All of which takes me to my third and final point about this year’s CES.
Despite the big format change, the truth is, a majority of the most practical and relevant news from this year’s show (as, truthfully, it happens just about every year) is that we’re making slow, but steady progress in a number of areas about which many people do care.
Our TVs are getting bigger and the image quality is improving, thanks not only to display technologies like the Mini LEDs in Samsung’s new 110” offering but also AI, like the Cognitive Processor XR chip in Sony’s newest premium Bravia XR TVs, which uses intelligence to enhance the portions of an image where it believes people are focusing their attention.
We’re also seeing the opportunities that rollable screens can enable, including the expanding smartphone design from LG, as well as the roll-up tablet from TCL.
In addition, while people are interested in the concept of things like smart home, not all of it has to be overtly tech-oriented to make it appealing. At Kohler’s press event, for example, the company talked about several of its smart faucets and smart toilets that use sensors to function automatically, but don’t require voice-based interaction. To me, that’s an important example of recognizing that you can use technology to do clever things, but they can still be utterly intuitive and “tech-free” as well.
Conversely, the demonstration of Samsung’s latest version of its smart refrigerators tied to an online cooking class and grocery delivery service highlighted that sometimes it takes a lot more infrastructure and services to move from a clever gimmick to a truly useful device.
In the end, I can’t help but be reminded of science fiction author William Gibson’s famous quote from about a quarter of a century ago that “the future has arrived—it’s just not evenly distributed yet”.
As CES is showing us this year, and as it has in many years past, there is indeed some seed of truth in the big picture technology visions that companies portray at CES—it’s just that you need to be incredibly wealthy to take advantage of all the best that tech has to offer today.
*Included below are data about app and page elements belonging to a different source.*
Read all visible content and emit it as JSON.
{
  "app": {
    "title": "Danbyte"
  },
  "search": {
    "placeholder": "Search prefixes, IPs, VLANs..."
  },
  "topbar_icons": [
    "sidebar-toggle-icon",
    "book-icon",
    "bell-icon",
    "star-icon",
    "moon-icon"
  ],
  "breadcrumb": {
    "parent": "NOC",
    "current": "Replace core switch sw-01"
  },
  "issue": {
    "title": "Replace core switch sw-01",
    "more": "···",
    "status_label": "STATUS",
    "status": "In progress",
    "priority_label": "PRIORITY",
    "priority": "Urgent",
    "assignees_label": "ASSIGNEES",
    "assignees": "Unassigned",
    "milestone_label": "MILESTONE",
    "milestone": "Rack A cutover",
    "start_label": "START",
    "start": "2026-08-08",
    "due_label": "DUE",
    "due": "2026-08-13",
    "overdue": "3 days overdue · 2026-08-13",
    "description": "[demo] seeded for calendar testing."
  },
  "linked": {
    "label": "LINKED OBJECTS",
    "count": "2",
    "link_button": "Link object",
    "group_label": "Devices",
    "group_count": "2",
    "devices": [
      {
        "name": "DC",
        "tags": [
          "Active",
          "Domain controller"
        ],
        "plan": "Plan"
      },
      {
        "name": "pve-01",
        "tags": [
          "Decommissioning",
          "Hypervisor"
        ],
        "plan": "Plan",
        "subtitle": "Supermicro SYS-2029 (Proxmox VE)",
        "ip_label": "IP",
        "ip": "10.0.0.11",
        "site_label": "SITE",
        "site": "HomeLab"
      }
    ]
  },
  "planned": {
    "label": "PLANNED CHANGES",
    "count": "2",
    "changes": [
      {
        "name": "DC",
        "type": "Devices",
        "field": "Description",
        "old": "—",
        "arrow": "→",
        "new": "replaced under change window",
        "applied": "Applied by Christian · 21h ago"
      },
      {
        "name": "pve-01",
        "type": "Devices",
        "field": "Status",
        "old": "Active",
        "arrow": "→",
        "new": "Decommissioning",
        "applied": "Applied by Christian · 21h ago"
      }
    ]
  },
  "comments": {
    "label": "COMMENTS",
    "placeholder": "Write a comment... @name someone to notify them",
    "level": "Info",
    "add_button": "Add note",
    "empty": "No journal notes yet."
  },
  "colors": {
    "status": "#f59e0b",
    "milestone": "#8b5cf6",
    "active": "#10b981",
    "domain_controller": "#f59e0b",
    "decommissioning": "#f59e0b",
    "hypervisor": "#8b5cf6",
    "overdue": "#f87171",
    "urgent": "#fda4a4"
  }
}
For the rest of us, and for the companies that want to meet the more realistic visions to which we aspire in our homes, it’s about figuring out what pieces of those future concepts are the most valuable and the most practical and making products that leverage them—for next year’s CES.